**Element data from apps and pages**
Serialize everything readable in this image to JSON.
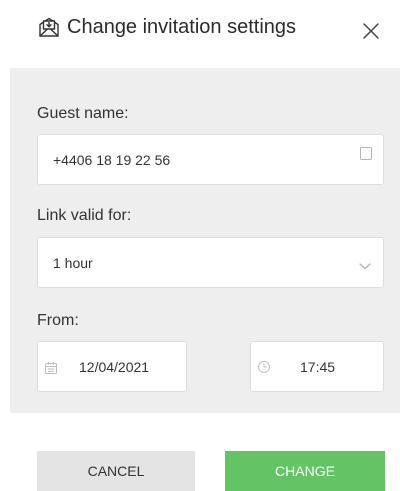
{
  "dialog": {
    "title": "Change invitation settings",
    "title_icon": "invitation-envelope-icon",
    "close_icon": "close-icon"
  },
  "form": {
    "guest_name": {
      "label": "Guest name:",
      "value": "+4406 18 19 22 56",
      "icon": "contact-card-icon"
    },
    "link_valid_for": {
      "label": "Link valid for:",
      "selected": "1 hour",
      "icon": "chevron-down-icon"
    },
    "from": {
      "label": "From:",
      "date": "12/04/2021",
      "date_icon": "calendar-icon",
      "time": "17:45",
      "time_icon": "clock-icon"
    }
  },
  "actions": {
    "cancel_label": "CANCEL",
    "change_label": "CHANGE"
  },
  "colors": {
    "panel_background": "#eeeeee",
    "change_button": "#62c462",
    "cancel_button": "#e4e4e4"
  }
}
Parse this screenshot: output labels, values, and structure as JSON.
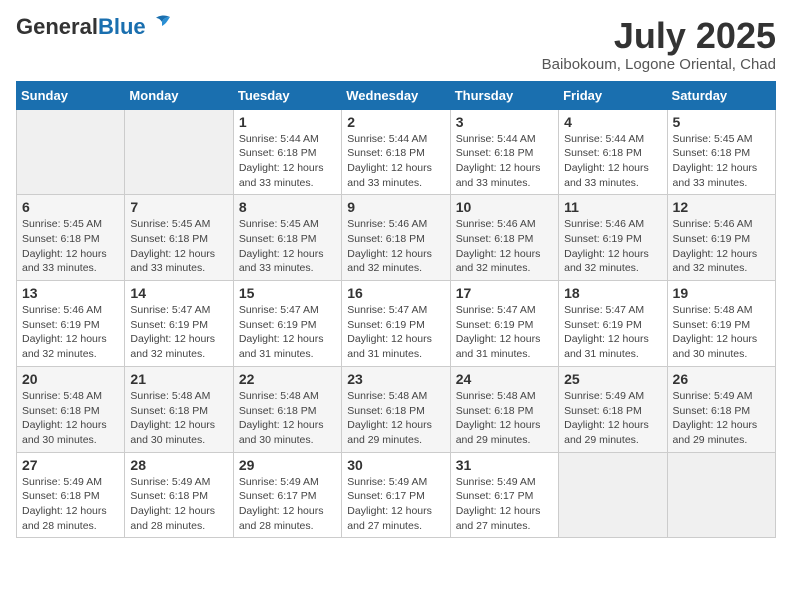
{
  "header": {
    "logo_general": "General",
    "logo_blue": "Blue",
    "month": "July 2025",
    "location": "Baibokoum, Logone Oriental, Chad"
  },
  "days_of_week": [
    "Sunday",
    "Monday",
    "Tuesday",
    "Wednesday",
    "Thursday",
    "Friday",
    "Saturday"
  ],
  "weeks": [
    [
      {
        "day": "",
        "info": ""
      },
      {
        "day": "",
        "info": ""
      },
      {
        "day": "1",
        "info": "Sunrise: 5:44 AM\nSunset: 6:18 PM\nDaylight: 12 hours and 33 minutes."
      },
      {
        "day": "2",
        "info": "Sunrise: 5:44 AM\nSunset: 6:18 PM\nDaylight: 12 hours and 33 minutes."
      },
      {
        "day": "3",
        "info": "Sunrise: 5:44 AM\nSunset: 6:18 PM\nDaylight: 12 hours and 33 minutes."
      },
      {
        "day": "4",
        "info": "Sunrise: 5:44 AM\nSunset: 6:18 PM\nDaylight: 12 hours and 33 minutes."
      },
      {
        "day": "5",
        "info": "Sunrise: 5:45 AM\nSunset: 6:18 PM\nDaylight: 12 hours and 33 minutes."
      }
    ],
    [
      {
        "day": "6",
        "info": "Sunrise: 5:45 AM\nSunset: 6:18 PM\nDaylight: 12 hours and 33 minutes."
      },
      {
        "day": "7",
        "info": "Sunrise: 5:45 AM\nSunset: 6:18 PM\nDaylight: 12 hours and 33 minutes."
      },
      {
        "day": "8",
        "info": "Sunrise: 5:45 AM\nSunset: 6:18 PM\nDaylight: 12 hours and 33 minutes."
      },
      {
        "day": "9",
        "info": "Sunrise: 5:46 AM\nSunset: 6:18 PM\nDaylight: 12 hours and 32 minutes."
      },
      {
        "day": "10",
        "info": "Sunrise: 5:46 AM\nSunset: 6:18 PM\nDaylight: 12 hours and 32 minutes."
      },
      {
        "day": "11",
        "info": "Sunrise: 5:46 AM\nSunset: 6:19 PM\nDaylight: 12 hours and 32 minutes."
      },
      {
        "day": "12",
        "info": "Sunrise: 5:46 AM\nSunset: 6:19 PM\nDaylight: 12 hours and 32 minutes."
      }
    ],
    [
      {
        "day": "13",
        "info": "Sunrise: 5:46 AM\nSunset: 6:19 PM\nDaylight: 12 hours and 32 minutes."
      },
      {
        "day": "14",
        "info": "Sunrise: 5:47 AM\nSunset: 6:19 PM\nDaylight: 12 hours and 32 minutes."
      },
      {
        "day": "15",
        "info": "Sunrise: 5:47 AM\nSunset: 6:19 PM\nDaylight: 12 hours and 31 minutes."
      },
      {
        "day": "16",
        "info": "Sunrise: 5:47 AM\nSunset: 6:19 PM\nDaylight: 12 hours and 31 minutes."
      },
      {
        "day": "17",
        "info": "Sunrise: 5:47 AM\nSunset: 6:19 PM\nDaylight: 12 hours and 31 minutes."
      },
      {
        "day": "18",
        "info": "Sunrise: 5:47 AM\nSunset: 6:19 PM\nDaylight: 12 hours and 31 minutes."
      },
      {
        "day": "19",
        "info": "Sunrise: 5:48 AM\nSunset: 6:19 PM\nDaylight: 12 hours and 30 minutes."
      }
    ],
    [
      {
        "day": "20",
        "info": "Sunrise: 5:48 AM\nSunset: 6:18 PM\nDaylight: 12 hours and 30 minutes."
      },
      {
        "day": "21",
        "info": "Sunrise: 5:48 AM\nSunset: 6:18 PM\nDaylight: 12 hours and 30 minutes."
      },
      {
        "day": "22",
        "info": "Sunrise: 5:48 AM\nSunset: 6:18 PM\nDaylight: 12 hours and 30 minutes."
      },
      {
        "day": "23",
        "info": "Sunrise: 5:48 AM\nSunset: 6:18 PM\nDaylight: 12 hours and 29 minutes."
      },
      {
        "day": "24",
        "info": "Sunrise: 5:48 AM\nSunset: 6:18 PM\nDaylight: 12 hours and 29 minutes."
      },
      {
        "day": "25",
        "info": "Sunrise: 5:49 AM\nSunset: 6:18 PM\nDaylight: 12 hours and 29 minutes."
      },
      {
        "day": "26",
        "info": "Sunrise: 5:49 AM\nSunset: 6:18 PM\nDaylight: 12 hours and 29 minutes."
      }
    ],
    [
      {
        "day": "27",
        "info": "Sunrise: 5:49 AM\nSunset: 6:18 PM\nDaylight: 12 hours and 28 minutes."
      },
      {
        "day": "28",
        "info": "Sunrise: 5:49 AM\nSunset: 6:18 PM\nDaylight: 12 hours and 28 minutes."
      },
      {
        "day": "29",
        "info": "Sunrise: 5:49 AM\nSunset: 6:17 PM\nDaylight: 12 hours and 28 minutes."
      },
      {
        "day": "30",
        "info": "Sunrise: 5:49 AM\nSunset: 6:17 PM\nDaylight: 12 hours and 27 minutes."
      },
      {
        "day": "31",
        "info": "Sunrise: 5:49 AM\nSunset: 6:17 PM\nDaylight: 12 hours and 27 minutes."
      },
      {
        "day": "",
        "info": ""
      },
      {
        "day": "",
        "info": ""
      }
    ]
  ]
}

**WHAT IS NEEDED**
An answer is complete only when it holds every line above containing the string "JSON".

**EXERCISE OUTPUT**
Serialize everything readable in this image to JSON.
Parse this screenshot: output labels, values, and structure as JSON.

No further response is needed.